{Yeilds 14- 15 Fritters}
Sajne Phul / Drumstick Flowers - 100gm
Rice Flour - 2 tbspn heaped
Besan / Bengal Gram Flour - 2 tbspn heaped
Turmeric Powder - A pinch
Baking Soda - a pinch (Optional)
Salt as per taste
Kalo Jeera/ Nigella seeds - 1/4 tspn (See notes #2)
Mustard Oil - enough for deep frying
Water as per requirement
1. Wash the Sajne Phul / Drumstick Flowers thoroughly.
2. Take a bowl add all the dry ingredients. Mix well. Then add water slowly to make a semi thick batter mix well. Make sure that there is no lump remaining.
3. Now add the Sajne Phul / Drumstick Flowers mix well. The mixture should not be very dry or thick. If required then add some more water. 
4. Heat enough oil in a Kadai so that you can deep fry the fritters. Make sure the oil is piped hot before you start frying. Take a small ping-pong ball size portion of the batter and gently put in the oil. Keep on adding more portions to feel up the remaining space full of oil in Kadai.
5. Fry in medium flame until those turn brown. Take them out and put them a kitchen Towel to absorb the excess oil. Serve hot with the lunch meal or as a tea time snack.
1. Sajne Phul / Drumstick Flowers can be cooked in many ways. One can make curry out of it by adding mustard paste and cubed potatoes. It goes well with the prawns. And one famous dish out of it is Bati Chachari (cooked with seasonal vegetables.)
2. I have used here Nigella Seeds. But I prefer Ajwain or Caraway seeds in the fritters.

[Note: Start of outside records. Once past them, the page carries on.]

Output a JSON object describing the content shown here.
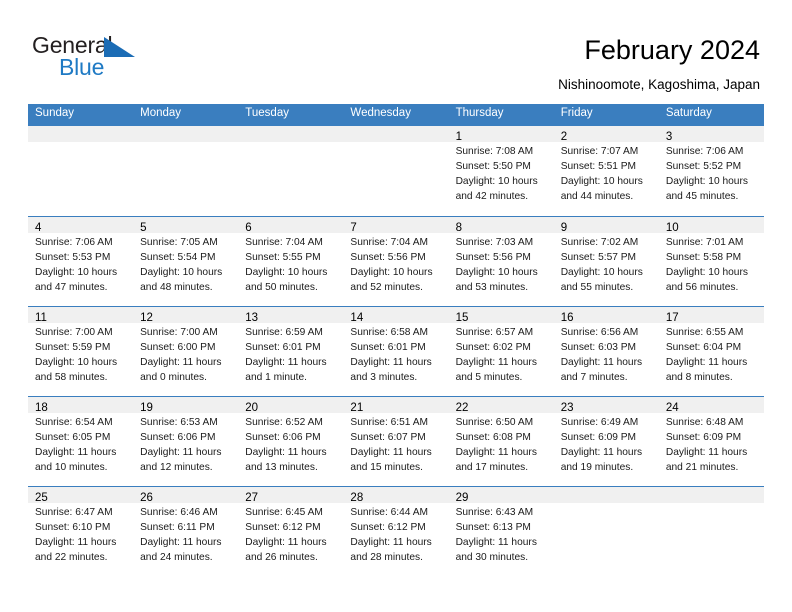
{
  "brand": {
    "name_part1": "General",
    "name_part2": "Blue",
    "triangle_color": "#1b6cb5",
    "blue_text_color": "#1f7ac4"
  },
  "header": {
    "title": "February 2024",
    "subtitle": "Nishinoomote, Kagoshima, Japan"
  },
  "theme": {
    "header_blue": "#3a7ebf",
    "day_band_gray": "#f0f0f0",
    "separator_blue": "#3a7ebf"
  },
  "weekdays": [
    "Sunday",
    "Monday",
    "Tuesday",
    "Wednesday",
    "Thursday",
    "Friday",
    "Saturday"
  ],
  "weeks": [
    [
      {
        "day": "",
        "sunrise": "",
        "sunset": "",
        "daylight_line1": "",
        "daylight_line2": "",
        "empty": true
      },
      {
        "day": "",
        "sunrise": "",
        "sunset": "",
        "daylight_line1": "",
        "daylight_line2": "",
        "empty": true
      },
      {
        "day": "",
        "sunrise": "",
        "sunset": "",
        "daylight_line1": "",
        "daylight_line2": "",
        "empty": true
      },
      {
        "day": "",
        "sunrise": "",
        "sunset": "",
        "daylight_line1": "",
        "daylight_line2": "",
        "empty": true
      },
      {
        "day": "1",
        "sunrise": "Sunrise: 7:08 AM",
        "sunset": "Sunset: 5:50 PM",
        "daylight_line1": "Daylight: 10 hours",
        "daylight_line2": "and 42 minutes.",
        "empty": false
      },
      {
        "day": "2",
        "sunrise": "Sunrise: 7:07 AM",
        "sunset": "Sunset: 5:51 PM",
        "daylight_line1": "Daylight: 10 hours",
        "daylight_line2": "and 44 minutes.",
        "empty": false
      },
      {
        "day": "3",
        "sunrise": "Sunrise: 7:06 AM",
        "sunset": "Sunset: 5:52 PM",
        "daylight_line1": "Daylight: 10 hours",
        "daylight_line2": "and 45 minutes.",
        "empty": false
      }
    ],
    [
      {
        "day": "4",
        "sunrise": "Sunrise: 7:06 AM",
        "sunset": "Sunset: 5:53 PM",
        "daylight_line1": "Daylight: 10 hours",
        "daylight_line2": "and 47 minutes.",
        "empty": false
      },
      {
        "day": "5",
        "sunrise": "Sunrise: 7:05 AM",
        "sunset": "Sunset: 5:54 PM",
        "daylight_line1": "Daylight: 10 hours",
        "daylight_line2": "and 48 minutes.",
        "empty": false
      },
      {
        "day": "6",
        "sunrise": "Sunrise: 7:04 AM",
        "sunset": "Sunset: 5:55 PM",
        "daylight_line1": "Daylight: 10 hours",
        "daylight_line2": "and 50 minutes.",
        "empty": false
      },
      {
        "day": "7",
        "sunrise": "Sunrise: 7:04 AM",
        "sunset": "Sunset: 5:56 PM",
        "daylight_line1": "Daylight: 10 hours",
        "daylight_line2": "and 52 minutes.",
        "empty": false
      },
      {
        "day": "8",
        "sunrise": "Sunrise: 7:03 AM",
        "sunset": "Sunset: 5:56 PM",
        "daylight_line1": "Daylight: 10 hours",
        "daylight_line2": "and 53 minutes.",
        "empty": false
      },
      {
        "day": "9",
        "sunrise": "Sunrise: 7:02 AM",
        "sunset": "Sunset: 5:57 PM",
        "daylight_line1": "Daylight: 10 hours",
        "daylight_line2": "and 55 minutes.",
        "empty": false
      },
      {
        "day": "10",
        "sunrise": "Sunrise: 7:01 AM",
        "sunset": "Sunset: 5:58 PM",
        "daylight_line1": "Daylight: 10 hours",
        "daylight_line2": "and 56 minutes.",
        "empty": false
      }
    ],
    [
      {
        "day": "11",
        "sunrise": "Sunrise: 7:00 AM",
        "sunset": "Sunset: 5:59 PM",
        "daylight_line1": "Daylight: 10 hours",
        "daylight_line2": "and 58 minutes.",
        "empty": false
      },
      {
        "day": "12",
        "sunrise": "Sunrise: 7:00 AM",
        "sunset": "Sunset: 6:00 PM",
        "daylight_line1": "Daylight: 11 hours",
        "daylight_line2": "and 0 minutes.",
        "empty": false
      },
      {
        "day": "13",
        "sunrise": "Sunrise: 6:59 AM",
        "sunset": "Sunset: 6:01 PM",
        "daylight_line1": "Daylight: 11 hours",
        "daylight_line2": "and 1 minute.",
        "empty": false
      },
      {
        "day": "14",
        "sunrise": "Sunrise: 6:58 AM",
        "sunset": "Sunset: 6:01 PM",
        "daylight_line1": "Daylight: 11 hours",
        "daylight_line2": "and 3 minutes.",
        "empty": false
      },
      {
        "day": "15",
        "sunrise": "Sunrise: 6:57 AM",
        "sunset": "Sunset: 6:02 PM",
        "daylight_line1": "Daylight: 11 hours",
        "daylight_line2": "and 5 minutes.",
        "empty": false
      },
      {
        "day": "16",
        "sunrise": "Sunrise: 6:56 AM",
        "sunset": "Sunset: 6:03 PM",
        "daylight_line1": "Daylight: 11 hours",
        "daylight_line2": "and 7 minutes.",
        "empty": false
      },
      {
        "day": "17",
        "sunrise": "Sunrise: 6:55 AM",
        "sunset": "Sunset: 6:04 PM",
        "daylight_line1": "Daylight: 11 hours",
        "daylight_line2": "and 8 minutes.",
        "empty": false
      }
    ],
    [
      {
        "day": "18",
        "sunrise": "Sunrise: 6:54 AM",
        "sunset": "Sunset: 6:05 PM",
        "daylight_line1": "Daylight: 11 hours",
        "daylight_line2": "and 10 minutes.",
        "empty": false
      },
      {
        "day": "19",
        "sunrise": "Sunrise: 6:53 AM",
        "sunset": "Sunset: 6:06 PM",
        "daylight_line1": "Daylight: 11 hours",
        "daylight_line2": "and 12 minutes.",
        "empty": false
      },
      {
        "day": "20",
        "sunrise": "Sunrise: 6:52 AM",
        "sunset": "Sunset: 6:06 PM",
        "daylight_line1": "Daylight: 11 hours",
        "daylight_line2": "and 13 minutes.",
        "empty": false
      },
      {
        "day": "21",
        "sunrise": "Sunrise: 6:51 AM",
        "sunset": "Sunset: 6:07 PM",
        "daylight_line1": "Daylight: 11 hours",
        "daylight_line2": "and 15 minutes.",
        "empty": false
      },
      {
        "day": "22",
        "sunrise": "Sunrise: 6:50 AM",
        "sunset": "Sunset: 6:08 PM",
        "daylight_line1": "Daylight: 11 hours",
        "daylight_line2": "and 17 minutes.",
        "empty": false
      },
      {
        "day": "23",
        "sunrise": "Sunrise: 6:49 AM",
        "sunset": "Sunset: 6:09 PM",
        "daylight_line1": "Daylight: 11 hours",
        "daylight_line2": "and 19 minutes.",
        "empty": false
      },
      {
        "day": "24",
        "sunrise": "Sunrise: 6:48 AM",
        "sunset": "Sunset: 6:09 PM",
        "daylight_line1": "Daylight: 11 hours",
        "daylight_line2": "and 21 minutes.",
        "empty": false
      }
    ],
    [
      {
        "day": "25",
        "sunrise": "Sunrise: 6:47 AM",
        "sunset": "Sunset: 6:10 PM",
        "daylight_line1": "Daylight: 11 hours",
        "daylight_line2": "and 22 minutes.",
        "empty": false
      },
      {
        "day": "26",
        "sunrise": "Sunrise: 6:46 AM",
        "sunset": "Sunset: 6:11 PM",
        "daylight_line1": "Daylight: 11 hours",
        "daylight_line2": "and 24 minutes.",
        "empty": false
      },
      {
        "day": "27",
        "sunrise": "Sunrise: 6:45 AM",
        "sunset": "Sunset: 6:12 PM",
        "daylight_line1": "Daylight: 11 hours",
        "daylight_line2": "and 26 minutes.",
        "empty": false
      },
      {
        "day": "28",
        "sunrise": "Sunrise: 6:44 AM",
        "sunset": "Sunset: 6:12 PM",
        "daylight_line1": "Daylight: 11 hours",
        "daylight_line2": "and 28 minutes.",
        "empty": false
      },
      {
        "day": "29",
        "sunrise": "Sunrise: 6:43 AM",
        "sunset": "Sunset: 6:13 PM",
        "daylight_line1": "Daylight: 11 hours",
        "daylight_line2": "and 30 minutes.",
        "empty": false
      },
      {
        "day": "",
        "sunrise": "",
        "sunset": "",
        "daylight_line1": "",
        "daylight_line2": "",
        "empty": true
      },
      {
        "day": "",
        "sunrise": "",
        "sunset": "",
        "daylight_line1": "",
        "daylight_line2": "",
        "empty": true
      }
    ]
  ]
}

Please do visit-
Date: 13th March'16
Time: 12 - 8 pm 
Venue: Uday Sadan
Golf Green
(Near Doordarshan Kendra Kolkata)

No comments: